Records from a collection
--
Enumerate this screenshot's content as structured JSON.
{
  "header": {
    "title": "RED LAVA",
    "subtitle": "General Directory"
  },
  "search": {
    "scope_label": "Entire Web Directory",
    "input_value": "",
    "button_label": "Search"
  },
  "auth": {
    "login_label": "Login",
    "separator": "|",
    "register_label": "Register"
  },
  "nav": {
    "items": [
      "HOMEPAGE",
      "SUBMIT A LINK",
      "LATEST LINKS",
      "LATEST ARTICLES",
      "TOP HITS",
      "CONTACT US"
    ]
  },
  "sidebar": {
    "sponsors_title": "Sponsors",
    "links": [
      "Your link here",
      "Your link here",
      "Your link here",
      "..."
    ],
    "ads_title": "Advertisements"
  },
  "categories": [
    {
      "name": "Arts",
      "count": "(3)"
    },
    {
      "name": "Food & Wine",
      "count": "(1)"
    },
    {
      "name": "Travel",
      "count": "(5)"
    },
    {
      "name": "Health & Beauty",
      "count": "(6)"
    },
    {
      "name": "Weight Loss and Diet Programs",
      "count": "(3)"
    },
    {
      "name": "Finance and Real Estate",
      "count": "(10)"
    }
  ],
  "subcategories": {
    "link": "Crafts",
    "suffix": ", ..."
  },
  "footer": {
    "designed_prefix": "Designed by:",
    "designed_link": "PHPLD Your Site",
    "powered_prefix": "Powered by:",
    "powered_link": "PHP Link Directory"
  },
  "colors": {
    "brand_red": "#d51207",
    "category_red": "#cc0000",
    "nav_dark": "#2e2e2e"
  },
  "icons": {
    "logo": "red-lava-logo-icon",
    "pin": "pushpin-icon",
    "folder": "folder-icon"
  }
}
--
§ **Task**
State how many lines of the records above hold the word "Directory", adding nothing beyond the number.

§ **The answer**
3